▸ INPUT RECORDS
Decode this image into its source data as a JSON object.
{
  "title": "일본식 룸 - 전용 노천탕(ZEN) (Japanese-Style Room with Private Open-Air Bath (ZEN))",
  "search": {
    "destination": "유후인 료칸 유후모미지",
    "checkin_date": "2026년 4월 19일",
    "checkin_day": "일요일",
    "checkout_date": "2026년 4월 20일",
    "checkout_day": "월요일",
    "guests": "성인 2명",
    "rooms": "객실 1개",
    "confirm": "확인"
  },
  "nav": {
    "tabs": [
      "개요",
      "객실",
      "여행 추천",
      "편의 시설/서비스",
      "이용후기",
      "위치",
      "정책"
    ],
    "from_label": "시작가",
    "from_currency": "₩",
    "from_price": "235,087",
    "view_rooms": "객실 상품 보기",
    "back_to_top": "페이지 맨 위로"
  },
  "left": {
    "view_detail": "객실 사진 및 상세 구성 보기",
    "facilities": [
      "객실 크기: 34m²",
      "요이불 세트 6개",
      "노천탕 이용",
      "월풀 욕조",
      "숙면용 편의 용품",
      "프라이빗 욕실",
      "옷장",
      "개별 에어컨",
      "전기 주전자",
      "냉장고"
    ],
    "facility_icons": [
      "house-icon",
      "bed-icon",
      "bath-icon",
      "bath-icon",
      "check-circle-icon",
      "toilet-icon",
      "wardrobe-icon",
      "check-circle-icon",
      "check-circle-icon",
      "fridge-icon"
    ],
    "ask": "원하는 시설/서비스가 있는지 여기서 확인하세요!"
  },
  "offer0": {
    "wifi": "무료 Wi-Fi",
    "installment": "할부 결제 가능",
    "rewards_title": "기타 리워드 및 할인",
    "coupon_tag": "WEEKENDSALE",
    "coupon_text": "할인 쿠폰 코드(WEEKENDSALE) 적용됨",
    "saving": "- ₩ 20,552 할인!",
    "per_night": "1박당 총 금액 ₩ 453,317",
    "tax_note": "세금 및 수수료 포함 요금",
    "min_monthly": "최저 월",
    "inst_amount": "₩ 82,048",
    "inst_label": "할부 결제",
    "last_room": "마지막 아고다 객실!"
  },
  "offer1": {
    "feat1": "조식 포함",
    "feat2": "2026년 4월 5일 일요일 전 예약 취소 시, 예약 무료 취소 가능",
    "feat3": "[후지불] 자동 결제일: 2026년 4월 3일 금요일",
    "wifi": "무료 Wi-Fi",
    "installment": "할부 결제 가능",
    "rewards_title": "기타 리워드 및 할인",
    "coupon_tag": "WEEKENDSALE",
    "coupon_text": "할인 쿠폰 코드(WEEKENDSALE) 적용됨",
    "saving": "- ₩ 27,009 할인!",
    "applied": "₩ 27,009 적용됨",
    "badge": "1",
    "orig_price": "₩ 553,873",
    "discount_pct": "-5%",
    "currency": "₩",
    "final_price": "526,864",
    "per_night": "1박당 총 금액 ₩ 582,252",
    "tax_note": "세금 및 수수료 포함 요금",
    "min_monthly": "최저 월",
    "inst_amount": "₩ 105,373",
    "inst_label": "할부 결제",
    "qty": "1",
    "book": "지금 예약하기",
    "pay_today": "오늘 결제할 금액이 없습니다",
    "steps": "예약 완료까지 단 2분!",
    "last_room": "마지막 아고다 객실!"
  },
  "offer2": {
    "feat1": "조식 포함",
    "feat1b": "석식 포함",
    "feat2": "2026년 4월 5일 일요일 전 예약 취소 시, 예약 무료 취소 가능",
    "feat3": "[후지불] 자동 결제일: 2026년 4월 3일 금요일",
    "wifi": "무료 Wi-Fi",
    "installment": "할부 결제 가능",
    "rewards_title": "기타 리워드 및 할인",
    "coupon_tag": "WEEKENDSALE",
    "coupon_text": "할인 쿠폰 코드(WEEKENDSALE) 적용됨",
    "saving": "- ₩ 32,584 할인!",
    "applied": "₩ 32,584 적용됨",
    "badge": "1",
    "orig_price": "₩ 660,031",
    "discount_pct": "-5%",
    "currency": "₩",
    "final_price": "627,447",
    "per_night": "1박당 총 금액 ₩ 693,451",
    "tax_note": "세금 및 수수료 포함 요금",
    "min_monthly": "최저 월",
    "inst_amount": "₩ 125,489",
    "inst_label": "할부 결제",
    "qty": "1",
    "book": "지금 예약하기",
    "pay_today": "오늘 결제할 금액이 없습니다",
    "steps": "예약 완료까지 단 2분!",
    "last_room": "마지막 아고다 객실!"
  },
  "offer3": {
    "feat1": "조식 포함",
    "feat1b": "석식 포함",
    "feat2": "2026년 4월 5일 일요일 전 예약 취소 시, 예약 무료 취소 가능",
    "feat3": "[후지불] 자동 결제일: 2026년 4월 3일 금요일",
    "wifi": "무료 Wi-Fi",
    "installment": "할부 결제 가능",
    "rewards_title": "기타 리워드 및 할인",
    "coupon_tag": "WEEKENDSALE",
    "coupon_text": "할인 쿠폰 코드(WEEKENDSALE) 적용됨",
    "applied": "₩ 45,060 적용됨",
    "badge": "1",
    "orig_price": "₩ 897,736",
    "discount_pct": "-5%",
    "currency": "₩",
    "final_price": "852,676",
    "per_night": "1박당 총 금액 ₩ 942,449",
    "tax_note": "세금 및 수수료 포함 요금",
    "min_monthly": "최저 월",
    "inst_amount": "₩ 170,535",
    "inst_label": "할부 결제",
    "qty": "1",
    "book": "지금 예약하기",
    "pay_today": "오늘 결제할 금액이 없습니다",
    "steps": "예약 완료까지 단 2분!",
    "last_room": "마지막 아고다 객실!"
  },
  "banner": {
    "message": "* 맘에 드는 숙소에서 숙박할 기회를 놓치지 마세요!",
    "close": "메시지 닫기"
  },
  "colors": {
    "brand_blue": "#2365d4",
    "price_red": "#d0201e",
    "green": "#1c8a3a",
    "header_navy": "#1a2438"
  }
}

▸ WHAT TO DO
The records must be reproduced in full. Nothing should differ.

▸ ANSWER TO THE PROBLEM
Decode this image into its source data as a JSON object.
{
  "title": "일본식 룸 - 전용 노천탕(ZEN) (Japanese-Style Room with Private Open-Air Bath (ZEN))",
  "search": {
    "destination": "유후인 료칸 유후모미지",
    "checkin_date": "2026년 4월 19일",
    "checkin_day": "일요일",
    "checkout_date": "2026년 4월 20일",
    "checkout_day": "월요일",
    "guests": "성인 2명",
    "rooms": "객실 1개",
    "confirm": "확인"
  },
  "nav": {
    "tabs": [
      "개요",
      "객실",
      "여행 추천",
      "편의 시설/서비스",
      "이용후기",
      "위치",
      "정책"
    ],
    "from_label": "시작가",
    "from_currency": "₩",
    "from_price": "235,087",
    "view_rooms": "객실 상품 보기",
    "back_to_top": "페이지 맨 위로"
  },
  "left": {
    "view_detail": "객실 사진 및 상세 구성 보기",
    "facilities": [
      "객실 크기: 34m²",
      "요이불 세트 6개",
      "노천탕 이용",
      "월풀 욕조",
      "숙면용 편의 용품",
      "프라이빗 욕실",
      "옷장",
      "개별 에어컨",
      "전기 주전자",
      "냉장고"
    ],
    "facility_icons": [
      "house-icon",
      "bed-icon",
      "bath-icon",
      "bath-icon",
      "check-circle-icon",
      "toilet-icon",
      "wardrobe-icon",
      "check-circle-icon",
      "check-circle-icon",
      "fridge-icon"
    ],
    "ask": "원하는 시설/서비스가 있는지 여기서 확인하세요!"
  },
  "offer0": {
    "wifi": "무료 Wi-Fi",
    "installment": "할부 결제 가능",
    "rewards_title": "기타 리워드 및 할인",
    "coupon_tag": "WEEKENDSALE",
    "coupon_text": "할인 쿠폰 코드(WEEKENDSALE) 적용됨",
    "saving": "- ₩ 20,552 할인!",
    "per_night": "1박당 총 금액 ₩ 453,317",
    "tax_note": "세금 및 수수료 포함 요금",
    "min_monthly": "최저 월",
    "inst_amount": "₩ 82,048",
    "inst_label": "할부 결제",
    "last_room": "마지막 아고다 객실!"
  },
  "offer1": {
    "feat1": "조식 포함",
    "feat2": "2026년 4월 5일 일요일 전 예약 취소 시, 예약 무료 취소 가능",
    "feat3": "[후지불] 자동 결제일: 2026년 4월 3일 금요일",
    "wifi": "무료 Wi-Fi",
    "installment": "할부 결제 가능",
    "rewards_title": "기타 리워드 및 할인",
    "coupon_tag": "WEEKENDSALE",
    "coupon_text": "할인 쿠폰 코드(WEEKENDSALE) 적용됨",
    "saving": "- ₩ 27,009 할인!",
    "applied": "₩ 27,009 적용됨",
    "badge": "1",
    "orig_price": "₩ 553,873",
    "discount_pct": "-5%",
    "currency": "₩",
    "final_price": "526,864",
    "per_night": "1박당 총 금액 ₩ 582,252",
    "tax_note": "세금 및 수수료 포함 요금",
    "min_monthly": "최저 월",
    "inst_amount": "₩ 105,373",
    "inst_label": "할부 결제",
    "qty": "1",
    "book": "지금 예약하기",
    "pay_today": "오늘 결제할 금액이 없습니다",
    "steps": "예약 완료까지 단 2분!",
    "last_room": "마지막 아고다 객실!"
  },
  "offer2": {
    "feat1": "조식 포함",
    "feat1b": "석식 포함",
    "feat2": "2026년 4월 5일 일요일 전 예약 취소 시, 예약 무료 취소 가능",
    "feat3": "[후지불] 자동 결제일: 2026년 4월 3일 금요일",
    "wifi": "무료 Wi-Fi",
    "installment": "할부 결제 가능",
    "rewards_title": "기타 리워드 및 할인",
    "coupon_tag": "WEEKENDSALE",
    "coupon_text": "할인 쿠폰 코드(WEEKENDSALE) 적용됨",
    "saving": "- ₩ 32,584 할인!",
    "applied": "₩ 32,584 적용됨",
    "badge": "1",
    "orig_price": "₩ 660,031",
    "discount_pct": "-5%",
    "currency": "₩",
    "final_price": "627,447",
    "per_night": "1박당 총 금액 ₩ 693,451",
    "tax_note": "세금 및 수수료 포함 요금",
    "min_monthly": "최저 월",
    "inst_amount": "₩ 125,489",
    "inst_label": "할부 결제",
    "qty": "1",
    "book": "지금 예약하기",
    "pay_today": "오늘 결제할 금액이 없습니다",
    "steps": "예약 완료까지 단 2분!",
    "last_room": "마지막 아고다 객실!"
  },
  "offer3": {
    "feat1": "조식 포함",
    "feat1b": "석식 포함",
    "feat2": "2026년 4월 5일 일요일 전 예약 취소 시, 예약 무료 취소 가능",
    "feat3": "[후지불] 자동 결제일: 2026년 4월 3일 금요일",
    "wifi": "무료 Wi-Fi",
    "installment": "할부 결제 가능",
    "rewards_title": "기타 리워드 및 할인",
    "coupon_tag": "WEEKENDSALE",
    "coupon_text": "할인 쿠폰 코드(WEEKENDSALE) 적용됨",
    "applied": "₩ 45,060 적용됨",
    "badge": "1",
    "orig_price": "₩ 897,736",
    "discount_pct": "-5%",
    "currency": "₩",
    "final_price": "852,676",
    "per_night": "1박당 총 금액 ₩ 942,449",
    "tax_note": "세금 및 수수료 포함 요금",
    "min_monthly": "최저 월",
    "inst_amount": "₩ 170,535",
    "inst_label": "할부 결제",
    "qty": "1",
    "book": "지금 예약하기",
    "pay_today": "오늘 결제할 금액이 없습니다",
    "steps": "예약 완료까지 단 2분!",
    "last_room": "마지막 아고다 객실!"
  },
  "banner": {
    "message": "* 맘에 드는 숙소에서 숙박할 기회를 놓치지 마세요!",
    "close": "메시지 닫기"
  },
  "colors": {
    "brand_blue": "#2365d4",
    "price_red": "#d0201e",
    "green": "#1c8a3a",
    "header_navy": "#1a2438"
  }
}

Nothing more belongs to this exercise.